▸ **EXERCISE BRIEF**: The answer must be the full listing, reproduced word for word.

▸ **RECORDS SHOWN**:
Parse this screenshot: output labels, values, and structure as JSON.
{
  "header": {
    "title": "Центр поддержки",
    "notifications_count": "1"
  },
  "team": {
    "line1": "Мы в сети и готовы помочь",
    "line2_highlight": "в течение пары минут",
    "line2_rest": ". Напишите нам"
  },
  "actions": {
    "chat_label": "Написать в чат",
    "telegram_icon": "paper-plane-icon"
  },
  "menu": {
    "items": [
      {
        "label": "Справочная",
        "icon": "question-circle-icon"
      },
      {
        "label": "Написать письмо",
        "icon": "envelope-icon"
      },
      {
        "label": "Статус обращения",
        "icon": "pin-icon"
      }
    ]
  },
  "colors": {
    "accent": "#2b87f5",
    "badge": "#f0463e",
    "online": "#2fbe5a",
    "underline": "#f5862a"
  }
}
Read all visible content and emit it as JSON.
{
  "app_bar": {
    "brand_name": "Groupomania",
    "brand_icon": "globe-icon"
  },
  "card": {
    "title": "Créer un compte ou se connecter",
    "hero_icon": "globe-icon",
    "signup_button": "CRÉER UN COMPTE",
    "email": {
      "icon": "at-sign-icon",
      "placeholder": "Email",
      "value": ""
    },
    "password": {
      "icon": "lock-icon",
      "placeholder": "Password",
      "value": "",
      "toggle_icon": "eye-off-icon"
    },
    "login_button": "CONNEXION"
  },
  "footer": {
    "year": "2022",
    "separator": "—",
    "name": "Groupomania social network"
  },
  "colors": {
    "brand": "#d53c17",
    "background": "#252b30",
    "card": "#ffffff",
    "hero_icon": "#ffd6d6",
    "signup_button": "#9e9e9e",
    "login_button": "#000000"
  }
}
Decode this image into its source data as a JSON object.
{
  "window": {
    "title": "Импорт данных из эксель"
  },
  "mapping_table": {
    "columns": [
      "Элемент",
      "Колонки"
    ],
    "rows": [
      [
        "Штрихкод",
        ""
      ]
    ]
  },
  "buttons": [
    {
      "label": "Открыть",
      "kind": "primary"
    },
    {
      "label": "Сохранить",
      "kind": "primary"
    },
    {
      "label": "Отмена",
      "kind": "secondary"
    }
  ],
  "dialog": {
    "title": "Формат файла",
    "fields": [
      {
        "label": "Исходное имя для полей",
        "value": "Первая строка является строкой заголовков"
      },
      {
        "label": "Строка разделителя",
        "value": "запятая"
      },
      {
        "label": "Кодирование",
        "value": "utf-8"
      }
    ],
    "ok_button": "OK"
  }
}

▸ **SOLUTION FOR THIS PROBLEM**:
Parse this screenshot: output labels, values, and structure as JSON.
{
  "header": {
    "title": "Центр поддержки",
    "notifications_count": "1"
  },
  "team": {
    "line1": "Мы в сети и готовы помочь",
    "line2_highlight": "в течение пары минут",
    "line2_rest": ". Напишите нам"
  },
  "actions": {
    "chat_label": "Написать в чат",
    "telegram_icon": "paper-plane-icon"
  },
  "menu": {
    "items": [
      {
        "label": "Справочная",
        "icon": "question-circle-icon"
      },
      {
        "label": "Написать письмо",
        "icon": "envelope-icon"
      },
      {
        "label": "Статус обращения",
        "icon": "pin-icon"
      }
    ]
  },
  "colors": {
    "accent": "#2b87f5",
    "badge": "#f0463e",
    "online": "#2fbe5a",
    "underline": "#f5862a"
  }
}
Read all visible content and emit it as JSON.
{
  "app_bar": {
    "brand_name": "Groupomania",
    "brand_icon": "globe-icon"
  },
  "card": {
    "title": "Créer un compte ou se connecter",
    "hero_icon": "globe-icon",
    "signup_button": "CRÉER UN COMPTE",
    "email": {
      "icon": "at-sign-icon",
      "placeholder": "Email",
      "value": ""
    },
    "password": {
      "icon": "lock-icon",
      "placeholder": "Password",
      "value": "",
      "toggle_icon": "eye-off-icon"
    },
    "login_button": "CONNEXION"
  },
  "footer": {
    "year": "2022",
    "separator": "—",
    "name": "Groupomania social network"
  },
  "colors": {
    "brand": "#d53c17",
    "background": "#252b30",
    "card": "#ffffff",
    "hero_icon": "#ffd6d6",
    "signup_button": "#9e9e9e",
    "login_button": "#000000"
  }
}
Decode this image into its source data as a JSON object.
{
  "window": {
    "title": "Импорт данных из эксель"
  },
  "mapping_table": {
    "columns": [
      "Элемент",
      "Колонки"
    ],
    "rows": [
      [
        "Штрихкод",
        ""
      ]
    ]
  },
  "buttons": [
    {
      "label": "Открыть",
      "kind": "primary"
    },
    {
      "label": "Сохранить",
      "kind": "primary"
    },
    {
      "label": "Отмена",
      "kind": "secondary"
    }
  ],
  "dialog": {
    "title": "Формат файла",
    "fields": [
      {
        "label": "Исходное имя для полей",
        "value": "Первая строка является строкой заголовков"
      },
      {
        "label": "Строка разделителя",
        "value": "запятая"
      },
      {
        "label": "Кодирование",
        "value": "utf-8"
      }
    ],
    "ok_button": "OK"
  }
}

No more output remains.